The guide backed up much of Thompson’s experience so far: don’t assume that the motor has failed, match the replacement control to the specific OEM model, and pull on the harness instead of the wires to avoid damaging the furnace-board connector. The next step in the troubleshooting process was to cross-reference with the motor identification chart found in the ECM Service Guide.
Looking at the chart, Thompson knew the problem immediately. An identification sticker attached to the replacement model showed that the part was for a ThinkTank 2.3 motor, but the 16-pin wiring harness from this furnace only had five control wires - a sure sign that he was dealing with a communicating 2.5 motor.
Thompson called the OEM to verify the replacement module. The last seven digits of the part code were exactly the same, but there was an “AE” instead of an “EA.” A local distributor had the correct module in stock, and one quick part swap had the furnace up and running.
THE YO-YO STRING GETS CUT“After I found what was causing the problem, I felt pretty sheepish because we were just running around with the wrong part. Looking back, it always seems simpler, but the key here was education,” said Thompson.
“There’s never a cent spent on education that’s ever used in vain - it will always repay you many times over. I was glad to have this problem fixed, but if it weren’t for training and that service guide, we’d still be scratching our heads to this day.”
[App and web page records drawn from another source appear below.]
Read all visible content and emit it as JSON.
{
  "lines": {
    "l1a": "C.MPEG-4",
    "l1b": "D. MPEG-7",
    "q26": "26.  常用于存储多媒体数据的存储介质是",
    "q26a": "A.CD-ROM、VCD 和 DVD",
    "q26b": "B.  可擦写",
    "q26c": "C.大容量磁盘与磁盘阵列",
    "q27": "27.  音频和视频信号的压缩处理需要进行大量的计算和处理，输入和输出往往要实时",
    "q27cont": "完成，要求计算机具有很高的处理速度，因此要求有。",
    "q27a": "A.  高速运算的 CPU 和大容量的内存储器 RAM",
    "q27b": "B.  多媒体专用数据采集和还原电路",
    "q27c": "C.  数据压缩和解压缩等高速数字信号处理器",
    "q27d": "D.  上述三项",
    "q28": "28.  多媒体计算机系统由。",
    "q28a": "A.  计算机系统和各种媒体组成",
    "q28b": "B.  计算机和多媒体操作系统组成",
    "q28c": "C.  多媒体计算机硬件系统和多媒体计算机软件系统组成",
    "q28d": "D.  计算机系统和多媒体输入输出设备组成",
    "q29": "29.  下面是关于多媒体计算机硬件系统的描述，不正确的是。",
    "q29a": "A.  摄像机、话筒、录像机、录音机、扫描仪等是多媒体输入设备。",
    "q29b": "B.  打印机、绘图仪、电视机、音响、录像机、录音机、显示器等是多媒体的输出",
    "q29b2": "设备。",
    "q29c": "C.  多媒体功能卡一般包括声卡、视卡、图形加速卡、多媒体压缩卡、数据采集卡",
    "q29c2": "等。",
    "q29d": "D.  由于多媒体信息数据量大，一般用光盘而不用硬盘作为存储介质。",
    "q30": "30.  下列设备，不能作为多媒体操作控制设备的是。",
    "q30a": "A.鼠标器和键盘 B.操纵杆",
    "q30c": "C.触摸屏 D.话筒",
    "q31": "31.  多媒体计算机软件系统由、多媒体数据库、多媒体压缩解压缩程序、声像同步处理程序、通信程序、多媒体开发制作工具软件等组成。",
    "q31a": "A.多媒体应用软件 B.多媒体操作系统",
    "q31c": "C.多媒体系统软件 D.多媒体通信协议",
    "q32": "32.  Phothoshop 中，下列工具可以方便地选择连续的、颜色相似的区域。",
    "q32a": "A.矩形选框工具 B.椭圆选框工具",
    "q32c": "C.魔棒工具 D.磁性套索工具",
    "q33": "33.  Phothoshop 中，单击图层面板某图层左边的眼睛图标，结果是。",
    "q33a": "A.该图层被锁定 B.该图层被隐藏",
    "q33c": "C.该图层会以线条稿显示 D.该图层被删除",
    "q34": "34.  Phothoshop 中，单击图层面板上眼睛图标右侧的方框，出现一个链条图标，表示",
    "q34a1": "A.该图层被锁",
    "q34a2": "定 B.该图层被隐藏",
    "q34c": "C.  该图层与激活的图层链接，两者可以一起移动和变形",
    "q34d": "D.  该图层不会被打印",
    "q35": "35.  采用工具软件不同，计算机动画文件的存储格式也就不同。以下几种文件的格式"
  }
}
For now, it was quitting time. The yo-yo had finally gotten its string cut. In the end, it was the Hoffacker’s commitment to training and equipping their technicians with the right tools for the job that solved the mystery. That’s one lesson that is definitely worth taking to heart.
GE ECM by Regal-Beloit is a residential HVAC manufacturer of ECM technology. The company manufactures mechanical and electrical motion control and power generation products serving markets throughout the world. For more information, visit the company’s Website at www.thedealertoolbox.com.
Publication date: 04/07/2008